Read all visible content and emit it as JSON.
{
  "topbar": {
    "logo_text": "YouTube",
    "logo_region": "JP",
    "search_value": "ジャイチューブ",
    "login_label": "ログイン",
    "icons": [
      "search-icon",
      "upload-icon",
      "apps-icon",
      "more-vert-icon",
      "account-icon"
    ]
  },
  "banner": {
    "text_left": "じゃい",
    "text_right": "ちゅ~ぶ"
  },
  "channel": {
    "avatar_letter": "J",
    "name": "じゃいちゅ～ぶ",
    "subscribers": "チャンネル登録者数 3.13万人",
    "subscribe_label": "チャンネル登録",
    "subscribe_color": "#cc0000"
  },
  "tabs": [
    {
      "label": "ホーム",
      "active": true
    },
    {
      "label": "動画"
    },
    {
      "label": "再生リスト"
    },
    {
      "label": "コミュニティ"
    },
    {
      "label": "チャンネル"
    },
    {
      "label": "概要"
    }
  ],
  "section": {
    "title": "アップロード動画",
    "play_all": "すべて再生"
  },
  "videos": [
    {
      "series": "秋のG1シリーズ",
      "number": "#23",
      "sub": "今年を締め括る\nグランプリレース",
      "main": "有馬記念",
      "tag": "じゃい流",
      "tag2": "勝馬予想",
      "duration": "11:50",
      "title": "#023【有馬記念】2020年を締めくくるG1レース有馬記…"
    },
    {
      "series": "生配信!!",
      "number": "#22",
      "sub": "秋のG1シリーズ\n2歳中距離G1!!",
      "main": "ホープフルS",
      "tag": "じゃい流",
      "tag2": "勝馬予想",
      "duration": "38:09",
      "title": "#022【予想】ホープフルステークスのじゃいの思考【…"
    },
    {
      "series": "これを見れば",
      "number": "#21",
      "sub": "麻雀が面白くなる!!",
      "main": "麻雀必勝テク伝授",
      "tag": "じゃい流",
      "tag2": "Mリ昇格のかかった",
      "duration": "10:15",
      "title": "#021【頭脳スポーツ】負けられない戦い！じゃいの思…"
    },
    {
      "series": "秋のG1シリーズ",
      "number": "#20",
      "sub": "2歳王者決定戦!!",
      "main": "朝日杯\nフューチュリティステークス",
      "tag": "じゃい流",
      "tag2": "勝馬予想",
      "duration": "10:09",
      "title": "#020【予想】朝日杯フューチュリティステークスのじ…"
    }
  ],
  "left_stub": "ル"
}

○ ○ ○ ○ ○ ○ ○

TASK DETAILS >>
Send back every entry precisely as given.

PROBLEM SOLUTION >>
Read all visible content and emit it as JSON.
{
  "topbar": {
    "logo_text": "YouTube",
    "logo_region": "JP",
    "search_value": "ジャイチューブ",
    "login_label": "ログイン",
    "icons": [
      "search-icon",
      "upload-icon",
      "apps-icon",
      "more-vert-icon",
      "account-icon"
    ]
  },
  "banner": {
    "text_left": "じゃい",
    "text_right": "ちゅ~ぶ"
  },
  "channel": {
    "avatar_letter": "J",
    "name": "じゃいちゅ～ぶ",
    "subscribers": "チャンネル登録者数 3.13万人",
    "subscribe_label": "チャンネル登録",
    "subscribe_color": "#cc0000"
  },
  "tabs": [
    {
      "label": "ホーム",
      "active": true
    },
    {
      "label": "動画"
    },
    {
      "label": "再生リスト"
    },
    {
      "label": "コミュニティ"
    },
    {
      "label": "チャンネル"
    },
    {
      "label": "概要"
    }
  ],
  "section": {
    "title": "アップロード動画",
    "play_all": "すべて再生"
  },
  "videos": [
    {
      "series": "秋のG1シリーズ",
      "number": "#23",
      "sub": "今年を締め括る\nグランプリレース",
      "main": "有馬記念",
      "tag": "じゃい流",
      "tag2": "勝馬予想",
      "duration": "11:50",
      "title": "#023【有馬記念】2020年を締めくくるG1レース有馬記…"
    },
    {
      "series": "生配信!!",
      "number": "#22",
      "sub": "秋のG1シリーズ\n2歳中距離G1!!",
      "main": "ホープフルS",
      "tag": "じゃい流",
      "tag2": "勝馬予想",
      "duration": "38:09",
      "title": "#022【予想】ホープフルステークスのじゃいの思考【…"
    },
    {
      "series": "これを見れば",
      "number": "#21",
      "sub": "麻雀が面白くなる!!",
      "main": "麻雀必勝テク伝授",
      "tag": "じゃい流",
      "tag2": "Mリ昇格のかかった",
      "duration": "10:15",
      "title": "#021【頭脳スポーツ】負けられない戦い！じゃいの思…"
    },
    {
      "series": "秋のG1シリーズ",
      "number": "#20",
      "sub": "2歳王者決定戦!!",
      "main": "朝日杯\nフューチュリティステークス",
      "tag": "じゃい流",
      "tag2": "勝馬予想",
      "duration": "10:09",
      "title": "#020【予想】朝日杯フューチュリティステークスのじ…"
    }
  ],
  "left_stub": "ル"
}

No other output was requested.